Lockheed Martin Space Systems was awarded a contract modification to provide Thermal and Impact Protection System (TIPS) initial test kits and TIPS low-rate initial production units for Trident II (D5) missile deployed system support.
The cost-plus-fixed-fee contract modification, worth around $8.8 million, was awarded by U.S. Navy’s Strategic Systems Programs (SSP) located in Washington, DC. Fiscal 2017 weapons procurement (Navy) funds; fiscal 2018 weapons procurement (Navy) funds; and United Kingdom funding are being obligated at time of award and will not expire at the end of the current fiscal year.
The work will be performed in Sunnyvale, California (57.75 percent); San Jose, California (18 percent); Kingsland, Georgia (10.46 percent); Roseville, California (4.89 percent); Silverdale, Washington (4.18 percent); Westland, Michigan (1.97 percent); Cape Canaveral, Florida (1.75 percent); and other various locations (less than 1 percent each; 1 percent total), and is expected to be completed by June 2019.
UGM-133A Trident II/ Trident D5
UGM-133A Trident II, or Trident D5 is a submarine-launched ballistic missile (SLBM), built by Lockheed Martin Space Systems in Sunnyvale, California, and deployed with the American and British navies.
It was first deployed in March 1990, and remains in service. The Trident II Strategic Weapons System is an improved SLBM with greater accuracy, payload, and range than the earlier Trident C-4. It is a key element of the U.S. strategic nuclear triad.
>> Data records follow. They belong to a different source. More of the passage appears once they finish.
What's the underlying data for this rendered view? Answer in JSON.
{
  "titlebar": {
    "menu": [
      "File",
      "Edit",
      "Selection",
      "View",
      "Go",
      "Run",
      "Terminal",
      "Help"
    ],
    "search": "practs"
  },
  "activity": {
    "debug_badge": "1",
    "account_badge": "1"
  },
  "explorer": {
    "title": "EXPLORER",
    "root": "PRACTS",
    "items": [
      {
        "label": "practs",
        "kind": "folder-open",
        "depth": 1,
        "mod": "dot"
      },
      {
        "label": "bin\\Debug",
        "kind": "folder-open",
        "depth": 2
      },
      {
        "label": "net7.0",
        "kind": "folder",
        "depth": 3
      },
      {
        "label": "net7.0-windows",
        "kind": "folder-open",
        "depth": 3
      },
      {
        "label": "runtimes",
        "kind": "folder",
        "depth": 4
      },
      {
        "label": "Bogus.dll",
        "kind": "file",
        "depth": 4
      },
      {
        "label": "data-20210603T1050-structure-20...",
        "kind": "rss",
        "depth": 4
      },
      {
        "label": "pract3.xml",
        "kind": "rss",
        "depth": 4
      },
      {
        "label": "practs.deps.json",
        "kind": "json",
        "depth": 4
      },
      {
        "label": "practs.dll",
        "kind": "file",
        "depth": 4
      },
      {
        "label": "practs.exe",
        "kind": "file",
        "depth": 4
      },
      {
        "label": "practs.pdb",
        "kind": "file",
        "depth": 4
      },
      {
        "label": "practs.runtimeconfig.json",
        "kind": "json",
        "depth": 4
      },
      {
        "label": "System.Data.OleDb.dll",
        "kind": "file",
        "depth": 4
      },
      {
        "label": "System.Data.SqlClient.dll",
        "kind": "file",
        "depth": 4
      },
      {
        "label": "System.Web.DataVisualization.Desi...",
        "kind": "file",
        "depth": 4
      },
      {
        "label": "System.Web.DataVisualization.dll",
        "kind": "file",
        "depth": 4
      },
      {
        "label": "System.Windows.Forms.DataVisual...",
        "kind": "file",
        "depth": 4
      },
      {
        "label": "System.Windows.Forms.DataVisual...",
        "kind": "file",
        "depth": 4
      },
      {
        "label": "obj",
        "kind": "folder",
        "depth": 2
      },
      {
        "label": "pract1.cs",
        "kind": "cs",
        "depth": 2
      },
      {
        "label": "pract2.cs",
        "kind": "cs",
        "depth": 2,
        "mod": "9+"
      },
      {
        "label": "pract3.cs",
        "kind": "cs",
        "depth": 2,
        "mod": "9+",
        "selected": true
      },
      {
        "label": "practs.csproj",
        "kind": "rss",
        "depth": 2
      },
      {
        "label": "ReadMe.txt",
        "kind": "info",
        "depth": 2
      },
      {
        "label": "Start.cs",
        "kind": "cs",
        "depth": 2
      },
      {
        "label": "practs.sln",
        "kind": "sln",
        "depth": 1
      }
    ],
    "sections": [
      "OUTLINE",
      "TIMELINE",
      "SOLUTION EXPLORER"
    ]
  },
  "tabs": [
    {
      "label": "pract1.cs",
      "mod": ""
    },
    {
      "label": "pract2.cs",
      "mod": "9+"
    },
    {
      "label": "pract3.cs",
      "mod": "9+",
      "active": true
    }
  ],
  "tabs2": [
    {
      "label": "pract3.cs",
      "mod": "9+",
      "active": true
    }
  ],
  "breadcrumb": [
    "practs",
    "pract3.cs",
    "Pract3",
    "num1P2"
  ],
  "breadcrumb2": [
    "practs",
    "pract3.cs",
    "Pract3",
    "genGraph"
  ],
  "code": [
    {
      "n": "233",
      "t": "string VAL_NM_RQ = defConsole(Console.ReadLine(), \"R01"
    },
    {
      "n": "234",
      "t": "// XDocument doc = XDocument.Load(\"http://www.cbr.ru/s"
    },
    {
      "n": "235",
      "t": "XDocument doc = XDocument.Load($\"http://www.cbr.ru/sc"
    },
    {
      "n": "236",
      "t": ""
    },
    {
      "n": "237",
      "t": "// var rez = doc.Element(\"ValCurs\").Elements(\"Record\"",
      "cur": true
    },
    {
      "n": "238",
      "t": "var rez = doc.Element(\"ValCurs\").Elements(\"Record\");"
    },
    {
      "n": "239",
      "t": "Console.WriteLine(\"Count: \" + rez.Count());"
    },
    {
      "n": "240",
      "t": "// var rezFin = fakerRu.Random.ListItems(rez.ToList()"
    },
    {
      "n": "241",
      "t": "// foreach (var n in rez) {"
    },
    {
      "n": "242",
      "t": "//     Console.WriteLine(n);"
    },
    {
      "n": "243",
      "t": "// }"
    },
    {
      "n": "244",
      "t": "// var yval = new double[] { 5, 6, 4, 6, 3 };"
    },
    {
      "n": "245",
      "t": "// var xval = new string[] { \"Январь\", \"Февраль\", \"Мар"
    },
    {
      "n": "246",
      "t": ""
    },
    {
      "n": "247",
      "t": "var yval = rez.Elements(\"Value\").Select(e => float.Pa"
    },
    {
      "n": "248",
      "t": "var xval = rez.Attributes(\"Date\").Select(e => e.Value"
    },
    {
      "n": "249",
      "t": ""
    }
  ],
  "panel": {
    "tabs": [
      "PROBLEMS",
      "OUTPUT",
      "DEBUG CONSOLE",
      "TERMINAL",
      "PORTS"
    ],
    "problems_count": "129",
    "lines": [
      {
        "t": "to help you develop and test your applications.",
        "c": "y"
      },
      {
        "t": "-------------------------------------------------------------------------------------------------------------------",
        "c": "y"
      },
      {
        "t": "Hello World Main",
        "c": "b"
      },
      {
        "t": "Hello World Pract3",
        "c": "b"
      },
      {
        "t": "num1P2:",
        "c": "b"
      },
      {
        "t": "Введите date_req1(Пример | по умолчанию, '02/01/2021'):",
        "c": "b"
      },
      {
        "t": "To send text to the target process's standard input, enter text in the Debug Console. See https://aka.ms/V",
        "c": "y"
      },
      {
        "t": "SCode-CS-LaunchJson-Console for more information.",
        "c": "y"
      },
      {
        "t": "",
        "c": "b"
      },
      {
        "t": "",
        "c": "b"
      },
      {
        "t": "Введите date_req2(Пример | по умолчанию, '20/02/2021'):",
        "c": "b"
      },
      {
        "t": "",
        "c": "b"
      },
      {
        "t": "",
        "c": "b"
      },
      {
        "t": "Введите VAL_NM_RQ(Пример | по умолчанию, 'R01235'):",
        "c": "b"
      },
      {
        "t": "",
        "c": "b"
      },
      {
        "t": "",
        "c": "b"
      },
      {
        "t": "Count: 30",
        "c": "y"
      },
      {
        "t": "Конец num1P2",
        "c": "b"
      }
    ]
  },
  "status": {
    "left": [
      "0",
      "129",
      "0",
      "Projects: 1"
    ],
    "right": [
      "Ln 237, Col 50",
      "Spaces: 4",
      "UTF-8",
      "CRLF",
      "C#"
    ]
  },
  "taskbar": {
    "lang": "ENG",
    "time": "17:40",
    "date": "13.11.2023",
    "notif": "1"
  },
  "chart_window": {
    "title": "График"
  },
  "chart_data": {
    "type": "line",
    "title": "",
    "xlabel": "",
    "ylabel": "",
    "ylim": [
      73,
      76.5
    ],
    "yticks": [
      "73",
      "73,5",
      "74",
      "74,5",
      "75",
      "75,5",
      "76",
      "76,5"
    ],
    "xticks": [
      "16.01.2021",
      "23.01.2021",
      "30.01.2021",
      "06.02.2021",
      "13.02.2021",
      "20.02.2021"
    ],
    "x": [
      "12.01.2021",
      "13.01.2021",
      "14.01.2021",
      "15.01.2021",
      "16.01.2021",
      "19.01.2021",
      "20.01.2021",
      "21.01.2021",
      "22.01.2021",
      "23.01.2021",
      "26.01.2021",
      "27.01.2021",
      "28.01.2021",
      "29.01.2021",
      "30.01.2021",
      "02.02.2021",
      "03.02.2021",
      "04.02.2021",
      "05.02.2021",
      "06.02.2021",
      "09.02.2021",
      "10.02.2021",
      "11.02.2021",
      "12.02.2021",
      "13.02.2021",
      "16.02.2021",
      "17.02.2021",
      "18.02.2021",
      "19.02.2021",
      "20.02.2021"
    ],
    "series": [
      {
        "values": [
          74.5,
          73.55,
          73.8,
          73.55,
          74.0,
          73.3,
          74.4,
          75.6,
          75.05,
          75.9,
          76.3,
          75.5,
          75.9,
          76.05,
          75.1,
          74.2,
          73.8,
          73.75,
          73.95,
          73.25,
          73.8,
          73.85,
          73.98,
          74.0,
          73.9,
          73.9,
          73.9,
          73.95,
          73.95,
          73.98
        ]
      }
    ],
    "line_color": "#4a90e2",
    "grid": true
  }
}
The missile has a range of 4,230 nautical miles (7,840 km) with full load and approx. 7,500 mi (12,000 km)
with reduced load (exact is classified) with a speculated circular error probable (CEP) of 90 metres (300 ft)
The missile is guided with the MK 6 Astro-inertial guidance navigation system which is able to receive GPS (Global Positioning System) updates.
Trident II missiles are carried by 14 U.S Navy Ohio-class and 4 British Royal Navy Vanguard-class nuclear powered ballistic missile submarines (SSBN)
The Ohio-class SSBNs are able to carry 24 missiles each while Vanguard-class submarines can carry 16 missiles each. The number of missiles on Ohio-class submarines will be reduced to 20 each in coming years, in compliance with the New Strategic Arms Limitation Treaty.
The D5 is the sixth in a series of missile generations deployed since the sea-based deterrent program began 60 years ago. The Trident D5LE (life-extension) version will remain in service until 2042.